Khaled Tash – Group Chief Marketing Officer at Saudi Airlines, suggests setting up a data-driven organisational culture and using it as a powerful brand driver. Do this starting with employees and then target it outwards to the way you approach customers.

Be Competitive and Connected

Thought leader and Metaverse mastermind Kumardev Chatterjee spoke about marketing in the metaverse. He talked through how brands can begin their journey using virtual communities. Chatterjee shared his advice for marketers; Web 3.0 is here to stay, and the sky’s the limit. There will be a convergence of platforms, and brands need to connect directly with customers without intermediaries to be unique in their approach.

Conclusion

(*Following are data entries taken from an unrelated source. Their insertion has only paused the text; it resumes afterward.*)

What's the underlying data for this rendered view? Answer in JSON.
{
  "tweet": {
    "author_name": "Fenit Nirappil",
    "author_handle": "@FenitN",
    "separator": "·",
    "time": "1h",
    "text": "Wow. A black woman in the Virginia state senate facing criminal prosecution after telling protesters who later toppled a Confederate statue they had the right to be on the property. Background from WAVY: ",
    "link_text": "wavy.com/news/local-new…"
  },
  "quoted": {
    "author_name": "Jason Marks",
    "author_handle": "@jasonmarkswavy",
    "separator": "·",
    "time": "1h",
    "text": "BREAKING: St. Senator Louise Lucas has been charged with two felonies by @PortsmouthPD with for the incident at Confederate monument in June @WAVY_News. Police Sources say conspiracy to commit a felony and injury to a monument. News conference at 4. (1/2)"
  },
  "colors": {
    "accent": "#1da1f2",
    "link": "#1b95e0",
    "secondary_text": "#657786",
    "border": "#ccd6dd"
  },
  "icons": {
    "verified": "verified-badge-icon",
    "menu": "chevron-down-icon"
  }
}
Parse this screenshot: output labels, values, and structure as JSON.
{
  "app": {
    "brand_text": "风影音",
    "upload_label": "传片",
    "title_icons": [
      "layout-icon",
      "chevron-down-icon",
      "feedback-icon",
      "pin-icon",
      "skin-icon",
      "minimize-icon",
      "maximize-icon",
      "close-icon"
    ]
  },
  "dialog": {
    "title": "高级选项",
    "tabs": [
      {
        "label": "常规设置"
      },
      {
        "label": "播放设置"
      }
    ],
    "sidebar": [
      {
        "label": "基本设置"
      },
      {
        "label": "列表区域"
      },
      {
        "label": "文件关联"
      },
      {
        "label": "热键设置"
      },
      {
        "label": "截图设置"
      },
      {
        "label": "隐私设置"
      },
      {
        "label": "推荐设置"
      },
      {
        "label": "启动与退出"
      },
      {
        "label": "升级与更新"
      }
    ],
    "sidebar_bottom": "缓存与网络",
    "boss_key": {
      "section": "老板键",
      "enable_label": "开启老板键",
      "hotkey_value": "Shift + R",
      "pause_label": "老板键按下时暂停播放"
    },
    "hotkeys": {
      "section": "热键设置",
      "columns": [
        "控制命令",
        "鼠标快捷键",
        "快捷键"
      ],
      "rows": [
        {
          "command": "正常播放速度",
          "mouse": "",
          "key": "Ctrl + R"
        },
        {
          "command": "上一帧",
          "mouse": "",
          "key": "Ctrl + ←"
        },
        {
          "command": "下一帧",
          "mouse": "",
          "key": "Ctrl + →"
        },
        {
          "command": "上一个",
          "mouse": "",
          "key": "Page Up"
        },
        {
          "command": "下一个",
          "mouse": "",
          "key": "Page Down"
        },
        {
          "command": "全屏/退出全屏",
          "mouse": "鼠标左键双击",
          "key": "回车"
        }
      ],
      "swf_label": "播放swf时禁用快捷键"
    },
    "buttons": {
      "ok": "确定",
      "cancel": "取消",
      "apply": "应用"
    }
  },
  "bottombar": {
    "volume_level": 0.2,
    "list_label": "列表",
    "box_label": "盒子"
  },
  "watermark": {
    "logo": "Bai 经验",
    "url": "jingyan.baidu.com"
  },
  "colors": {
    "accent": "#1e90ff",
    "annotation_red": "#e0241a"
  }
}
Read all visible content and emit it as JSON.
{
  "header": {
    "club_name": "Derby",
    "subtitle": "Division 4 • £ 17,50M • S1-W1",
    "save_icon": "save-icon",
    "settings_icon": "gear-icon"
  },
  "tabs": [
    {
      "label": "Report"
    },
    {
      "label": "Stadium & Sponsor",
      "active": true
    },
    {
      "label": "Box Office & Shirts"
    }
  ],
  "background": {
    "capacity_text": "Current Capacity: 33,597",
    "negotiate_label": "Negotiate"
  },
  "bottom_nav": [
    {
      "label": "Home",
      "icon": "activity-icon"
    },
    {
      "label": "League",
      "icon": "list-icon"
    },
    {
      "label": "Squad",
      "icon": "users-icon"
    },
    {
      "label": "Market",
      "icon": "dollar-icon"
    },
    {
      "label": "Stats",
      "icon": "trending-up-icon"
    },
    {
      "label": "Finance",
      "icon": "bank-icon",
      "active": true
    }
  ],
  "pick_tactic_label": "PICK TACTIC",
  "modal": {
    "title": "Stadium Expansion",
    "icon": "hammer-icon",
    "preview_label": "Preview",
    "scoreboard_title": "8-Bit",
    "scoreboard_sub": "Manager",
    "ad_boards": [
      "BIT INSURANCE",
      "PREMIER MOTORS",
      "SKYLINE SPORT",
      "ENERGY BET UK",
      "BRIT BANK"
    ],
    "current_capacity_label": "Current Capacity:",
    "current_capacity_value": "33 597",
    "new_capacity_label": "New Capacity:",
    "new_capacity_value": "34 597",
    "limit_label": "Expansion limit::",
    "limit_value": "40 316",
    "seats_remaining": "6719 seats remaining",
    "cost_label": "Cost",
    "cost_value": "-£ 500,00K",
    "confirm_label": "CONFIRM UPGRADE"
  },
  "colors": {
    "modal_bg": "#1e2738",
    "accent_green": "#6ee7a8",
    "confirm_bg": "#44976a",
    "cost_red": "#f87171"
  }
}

The Kingdom of Saudi Arabia has 34 million internet users as of January 2022, according to a report by Kepios. With an internet penetration of 97.9 per cent of the total population, it creates an opportunity for brands to find consumers where they spend their time and engage with them in a personalised manner.

Sengupta suggests using data about customer behaviours to inform marketing actions that don’t necessarily need to aim at making a sale. For example, Nike has created a strong community through its Nike Membership Club. Joining the program gives customers access to training support, educational content, free workout classes, and inspirational content to keep them motivated. Members are attracted to the sense of community of like-minded people as much as they are to the brand. While this initiative isn’t aimed at pushing sales, the brand can gather more data points about customers’ activities, frequency and behaviour that go beyond transactions.